image from Solargenix
A large solar thermal energy plant is now online in the Eldorado Valley, just south of Las Vegas, creating up to 64MW of power from a 400 acre site covered with reflective troughs and tubes filled with brine (I was tempted to write "a series of tubes"). Molten salt is used to retain excess energy for later release when it freezes back into a solid. A view of the under construction site is here. The site is located conveniently next to a very large power distribution network hub.
The heated tubes are interesting in their own right. Schott makes them--a vacuum insulated glass tube with a blackened steel tube in the center. The outside has an anti-reflection coating, and the steel coating is made to reduce IR thermal emission: visible and near-IR go in, steel heats up, but it can't radiate thermal IR out. The result is 95% of light is absorbed; but only 14% of the IR is emitted. Keeping everything sealed at temperatures between freezing and 750F is difficult, and one of things Schott did was make a special glass with a coefficient of expansion the same as steel.
The second major solar energy project in southern Nevada is a 15MW plant at Nellis Air Force Base, using photovoltaic cells directly creating electricity. The system will track the sun, and it sits conveniently on an old landfill, land previously unusable.
In addition to these two major projects, there is a little over 3MW of solar energy projects in southern Nevada, with most of the total from the Las Vegas Valley Water District. See the status of Nevada energy projects in this 2007 report
Renewable decentralized solar energy continues to have arbitrary limits placed on it by law, keeping power companies monopolies in place. How requiring power companies to produce 15% of their power from renewables in eight years while disallowing much locally-produced power sources works together is beyond me.
From Friday's Las Vegas Review-Journal:
A lobbyist for the Clark County School District said she was pleased that the proposal increased the maximum amount of solar power the district can generate to 2 megawatts compared to 570 kilowatts. ...
But per school limits are 50 kilowatts.
Conklin liked that limitation, because it encourages the district to install solar plants at more schools, giving more students an opportunity to see how solar power works.
... Under the bill, customers may qualify for net metering if they generate as much as 100 kilowatts on their site, up from 30 kilowatts.
Nevada Solar One is static--a cheap low-maintenance support structure that resists wind damage very well (EDIT: someone corrected me: it's a one-axis tracker). The Nellis project uses tracking systems to maximize the solar gain. What is that gain? It depends a lot: on how much Sun you get, how long your days are, and how cloudy it is over the year. In Las Vegas, for instance, the overall solar energy received with a tracking system is about 7.1kWh per square meter per day averaged over the year. A static mount would get 6-6.5kWh. It doesn't sound like a lot of difference, but that's a per day number for only a square meter: multiply by 365 and for the size of the project, and it adds up. For single sunny months, tracking wins by far--over 9kWh per day in June in Vegas compared with 7 for a static system. It's interesting to note the incredible values created on the North Slope of Alaska--nearly as much as the desert Southwest--merely from having the Sun around for 24 hours a day.

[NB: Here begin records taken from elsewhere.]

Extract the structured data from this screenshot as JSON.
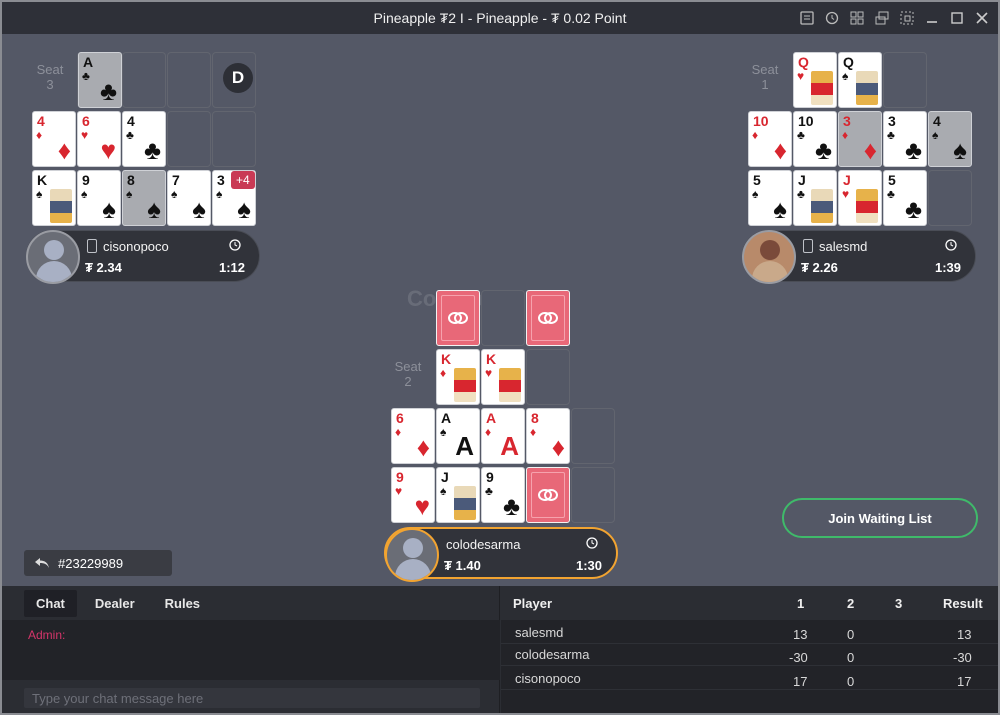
{
  "window": {
    "title": "Pineapple ₮2 I - Pineapple - ₮ 0.02 Point",
    "icons": [
      "list-icon",
      "history-icon",
      "grid-icon",
      "tables-icon",
      "popout-icon",
      "minimize-icon",
      "maximize-icon",
      "close-icon"
    ]
  },
  "table": {
    "watermark": "CoinPoker",
    "dealer": "D",
    "seats": {
      "seat3": {
        "label": "Seat\n3",
        "player": "cisonopoco",
        "stack": "₮ 2.34",
        "time": "1:12",
        "plus_badge": "+4",
        "rows": {
          "top": [
            {
              "rank": "A",
              "suit": "♣",
              "color": "black",
              "dim": true
            }
          ],
          "middle": [
            {
              "rank": "4",
              "suit": "♦",
              "color": "red"
            },
            {
              "rank": "6",
              "suit": "♥",
              "color": "red"
            },
            {
              "rank": "4",
              "suit": "♣",
              "color": "black"
            }
          ],
          "bottom": [
            {
              "rank": "K",
              "suit": "♠",
              "color": "black",
              "face": true
            },
            {
              "rank": "9",
              "suit": "♠",
              "color": "black"
            },
            {
              "rank": "8",
              "suit": "♠",
              "color": "black",
              "dim": true
            },
            {
              "rank": "7",
              "suit": "♠",
              "color": "black"
            },
            {
              "rank": "3",
              "suit": "♠",
              "color": "black"
            }
          ]
        }
      },
      "seat1": {
        "label": "Seat\n1",
        "player": "salesmd",
        "stack": "₮ 2.26",
        "time": "1:39",
        "rows": {
          "top": [
            {
              "rank": "Q",
              "suit": "♥",
              "color": "red",
              "face": true
            },
            {
              "rank": "Q",
              "suit": "♠",
              "color": "black",
              "face": true
            }
          ],
          "middle": [
            {
              "rank": "10",
              "suit": "♦",
              "color": "red"
            },
            {
              "rank": "10",
              "suit": "♣",
              "color": "black"
            },
            {
              "rank": "3",
              "suit": "♦",
              "color": "red",
              "dim": true
            },
            {
              "rank": "3",
              "suit": "♣",
              "color": "black"
            },
            {
              "rank": "4",
              "suit": "♠",
              "color": "black",
              "dim": true
            }
          ],
          "bottom": [
            {
              "rank": "5",
              "suit": "♠",
              "color": "black"
            },
            {
              "rank": "J",
              "suit": "♣",
              "color": "black",
              "face": true
            },
            {
              "rank": "J",
              "suit": "♥",
              "color": "red",
              "face": true
            },
            {
              "rank": "5",
              "suit": "♣",
              "color": "black"
            }
          ]
        }
      },
      "seat2": {
        "label": "Seat\n2",
        "player": "colodesarma",
        "stack": "₮ 1.40",
        "time": "1:30",
        "rows": {
          "top": [
            {
              "rank": "K",
              "suit": "♦",
              "color": "red",
              "face": true
            },
            {
              "rank": "K",
              "suit": "♥",
              "color": "red",
              "face": true
            }
          ],
          "middle": [
            {
              "rank": "6",
              "suit": "♦",
              "color": "red"
            },
            {
              "rank": "A",
              "suit": "♠",
              "color": "black",
              "letter": true
            },
            {
              "rank": "A",
              "suit": "♦",
              "color": "red",
              "letter": true
            },
            {
              "rank": "8",
              "suit": "♦",
              "color": "red"
            }
          ],
          "bottom": [
            {
              "rank": "9",
              "suit": "♥",
              "color": "red"
            },
            {
              "rank": "J",
              "suit": "♠",
              "color": "black",
              "face": true
            },
            {
              "rank": "9",
              "suit": "♣",
              "color": "black"
            }
          ]
        }
      }
    },
    "join_button": "Join Waiting List",
    "hand_id": "#23229989"
  },
  "chat": {
    "tabs": [
      "Chat",
      "Dealer",
      "Rules"
    ],
    "active_tab": "Chat",
    "admin_label": "Admin:",
    "input_placeholder": "Type your chat message here"
  },
  "scores": {
    "headers": [
      "Player",
      "1",
      "2",
      "3",
      "Result"
    ],
    "rows": [
      {
        "player": "salesmd",
        "r1": "13",
        "r2": "0",
        "r3": "",
        "result": "13"
      },
      {
        "player": "colodesarma",
        "r1": "-30",
        "r2": "0",
        "r3": "",
        "result": "-30"
      },
      {
        "player": "cisonopoco",
        "r1": "17",
        "r2": "0",
        "r3": "",
        "result": "17"
      }
    ]
  },
  "colors": {
    "felt": "#545866",
    "accent_active": "#f2a431",
    "join_border": "#3fba6a",
    "admin": "#d6356a",
    "card_back": "#e86878"
  }
}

Why aren't we doing more to power the cities of the Southwest with solar? Even just using solar water heaters in the warm months and smart skylights for daytime lighting would change energy use forever there.
A video describing Nevada Solar One, including some interviews, is available here.
click here for a more amusing video about the 360MW of solar energy projects in California.